**Material for this task**.

····················

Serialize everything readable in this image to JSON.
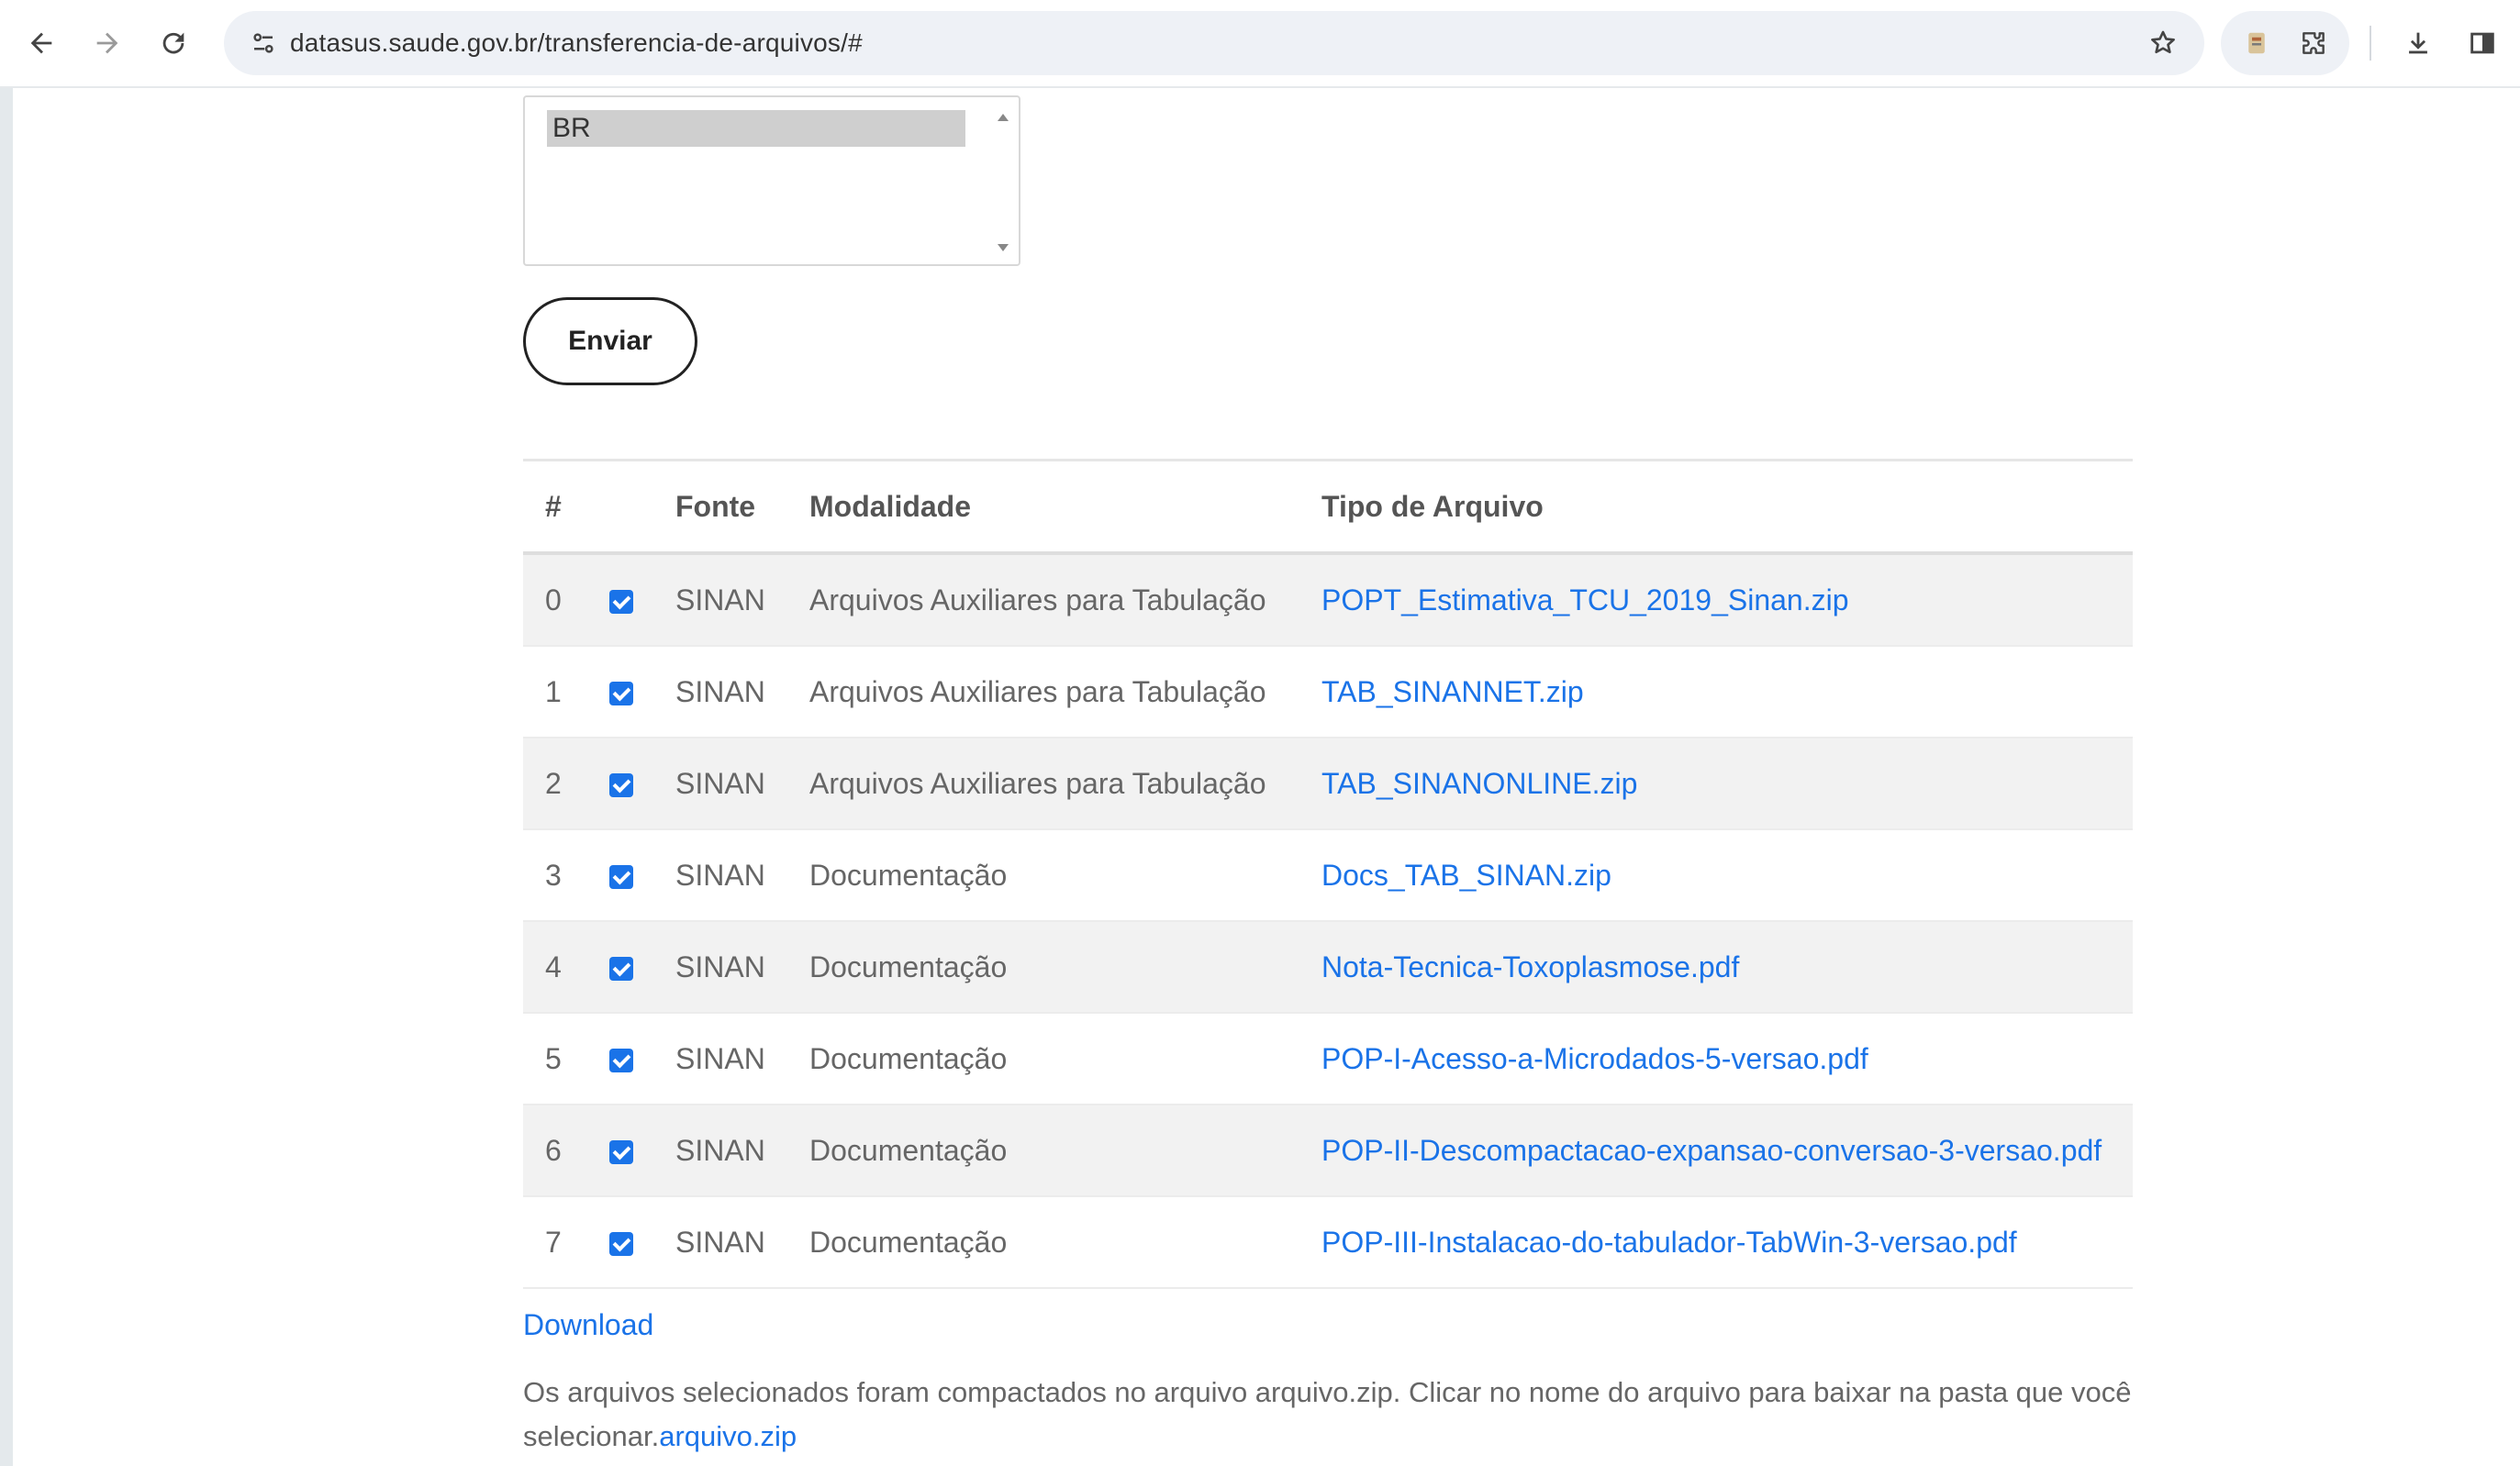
{
  "browser": {
    "url": "datasus.saude.gov.br/transferencia-de-arquivos/#"
  },
  "form": {
    "listbox_selected": "BR",
    "submit_label": "Enviar"
  },
  "table": {
    "headers": [
      "#",
      "",
      "Fonte",
      "Modalidade",
      "Tipo de Arquivo"
    ],
    "rows": [
      {
        "idx": "0",
        "checked": true,
        "fonte": "SINAN",
        "modalidade": "Arquivos Auxiliares para Tabulação",
        "arquivo": "POPT_Estimativa_TCU_2019_Sinan.zip"
      },
      {
        "idx": "1",
        "checked": true,
        "fonte": "SINAN",
        "modalidade": "Arquivos Auxiliares para Tabulação",
        "arquivo": "TAB_SINANNET.zip"
      },
      {
        "idx": "2",
        "checked": true,
        "fonte": "SINAN",
        "modalidade": "Arquivos Auxiliares para Tabulação",
        "arquivo": "TAB_SINANONLINE.zip"
      },
      {
        "idx": "3",
        "checked": true,
        "fonte": "SINAN",
        "modalidade": "Documentação",
        "arquivo": "Docs_TAB_SINAN.zip"
      },
      {
        "idx": "4",
        "checked": true,
        "fonte": "SINAN",
        "modalidade": "Documentação",
        "arquivo": "Nota-Tecnica-Toxoplasmose.pdf"
      },
      {
        "idx": "5",
        "checked": true,
        "fonte": "SINAN",
        "modalidade": "Documentação",
        "arquivo": "POP-I-Acesso-a-Microdados-5-versao.pdf"
      },
      {
        "idx": "6",
        "checked": true,
        "fonte": "SINAN",
        "modalidade": "Documentação",
        "arquivo": "POP-II-Descompactacao-expansao-conversao-3-versao.pdf"
      },
      {
        "idx": "7",
        "checked": true,
        "fonte": "SINAN",
        "modalidade": "Documentação",
        "arquivo": "POP-III-Instalacao-do-tabulador-TabWin-3-versao.pdf"
      }
    ]
  },
  "download": {
    "label": "Download",
    "note_text": "Os arquivos selecionados foram compactados no arquivo arquivo.zip. Clicar no nome do arquivo para baixar na pasta que você selecionar.",
    "file_link": "arquivo.zip"
  },
  "colors": {
    "link": "#1a73e8",
    "checkbox": "#1a73e8",
    "row_stripe": "#f2f2f2"
  },
  "icons": [
    "back-arrow-icon",
    "forward-arrow-icon",
    "reload-icon",
    "site-info-icon",
    "star-icon",
    "extension-icon",
    "puzzle-icon",
    "download-icon",
    "side-panel-icon"
  ]
}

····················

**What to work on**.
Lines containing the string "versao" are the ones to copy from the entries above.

**Exercise solution**.
        "arquivo": "POP-I-Acesso-a-Microdados-5-versao.pdf"
        "arquivo": "POP-II-Descompactacao-expansao-conversao-3-versao.pdf"
        "arquivo": "POP-III-Instalacao-do-tabulador-TabWin-3-versao.pdf"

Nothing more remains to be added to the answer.